- check your emails before going to bed?
- check your emails before breakfast?
- stuck in meetings all day, you work into the night to catch up on projects and tasks?
- view weekends as the perfect time to work without constant interruptions from mobile phones and emails?
- use your smartphone or tablet to check your email/professional social media accounts at restaurants?
- work when you're on holiday - after all, most hotels and resorts have good broadband, so why not catch up on work?
If you've said yes to at least one of these, you're well on your way to workaholism.
It's time to take stock, fellow workaholics. The old cliche that nobody ever went to their grave muttering that they should have spent more time at the office is very true.
Finding the courage to switch off is the hard part. How do you put your foot down and change the status quo when people are used to you being available constantly?
If you can manage to minimise your meetings, you'll free up time. See if your clients or colleagues are willing to conference call on Skype
rather than meet in person. It's more likely you'll stick to the agenda if you're not chatting face to face.
Working from home can keep the interruptions down too if you're able to do it. If you're not sitting at your desk in a corporate office then nobody can walk past it and interrupt you.
If you're using Tungle
to organise appointments, block one day a week off and turn off the phone. Use that day to work on your projects so you can have a night or weekend off. On a corporate Outlook system, same thing - block a day off.
Often corporate cultures require their employees to work over and above the standard eight hours a day; it impresses the bosses and makes you look like you want to go further up the corporate ladder. Think about this: if you're working an extra hour a day with no overtime or salary increase or other appropriate benefits, the only entity doing well out of the situation is the company/your boss. You, my friend, are getting ripped off in your efforts to adhere to corporate culture and play the company game. Is it worth it? Really? Is there a possibility that if you get promoted you could change the corporate culture to allow your people in your department including yourself to work reasonable hours? Again, technology has changed the corporate culture to make us work longer and harder, simply because the tools are there to enable it.

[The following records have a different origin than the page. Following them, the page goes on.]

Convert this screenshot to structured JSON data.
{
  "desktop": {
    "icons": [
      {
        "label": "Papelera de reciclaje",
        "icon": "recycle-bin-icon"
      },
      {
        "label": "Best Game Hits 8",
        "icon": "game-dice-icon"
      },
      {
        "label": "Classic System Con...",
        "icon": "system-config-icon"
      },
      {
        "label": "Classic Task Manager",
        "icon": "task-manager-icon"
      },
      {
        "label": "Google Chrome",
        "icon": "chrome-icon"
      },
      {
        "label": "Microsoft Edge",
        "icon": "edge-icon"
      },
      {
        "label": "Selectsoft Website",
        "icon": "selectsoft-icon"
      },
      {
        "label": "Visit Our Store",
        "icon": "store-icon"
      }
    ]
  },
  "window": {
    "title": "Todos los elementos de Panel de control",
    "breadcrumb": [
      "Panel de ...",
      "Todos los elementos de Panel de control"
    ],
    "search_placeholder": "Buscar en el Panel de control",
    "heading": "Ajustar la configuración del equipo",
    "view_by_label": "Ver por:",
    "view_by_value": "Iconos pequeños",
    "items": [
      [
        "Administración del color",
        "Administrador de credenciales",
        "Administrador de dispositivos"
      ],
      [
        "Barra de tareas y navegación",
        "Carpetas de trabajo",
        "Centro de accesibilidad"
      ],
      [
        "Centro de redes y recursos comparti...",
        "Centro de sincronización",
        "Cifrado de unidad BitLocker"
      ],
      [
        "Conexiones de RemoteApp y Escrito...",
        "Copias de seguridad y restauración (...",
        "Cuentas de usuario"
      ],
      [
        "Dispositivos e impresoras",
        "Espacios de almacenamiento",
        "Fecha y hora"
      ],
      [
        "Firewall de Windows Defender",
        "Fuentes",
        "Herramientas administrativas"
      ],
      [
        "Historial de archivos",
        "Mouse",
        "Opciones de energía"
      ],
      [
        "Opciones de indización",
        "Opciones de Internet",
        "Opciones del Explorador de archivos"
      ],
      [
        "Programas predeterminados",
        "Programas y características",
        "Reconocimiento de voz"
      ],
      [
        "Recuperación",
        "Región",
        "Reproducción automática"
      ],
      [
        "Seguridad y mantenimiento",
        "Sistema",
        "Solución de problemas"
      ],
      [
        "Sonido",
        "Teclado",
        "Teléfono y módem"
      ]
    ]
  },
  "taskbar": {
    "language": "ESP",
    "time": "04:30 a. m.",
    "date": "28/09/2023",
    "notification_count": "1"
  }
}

So...what are your thoughts on workaholism? Is it affecting you? If so, what have you done about it? Have you changed jobs? Importantly, have your managed to change your lifestyle to one that lets you relax when you need to?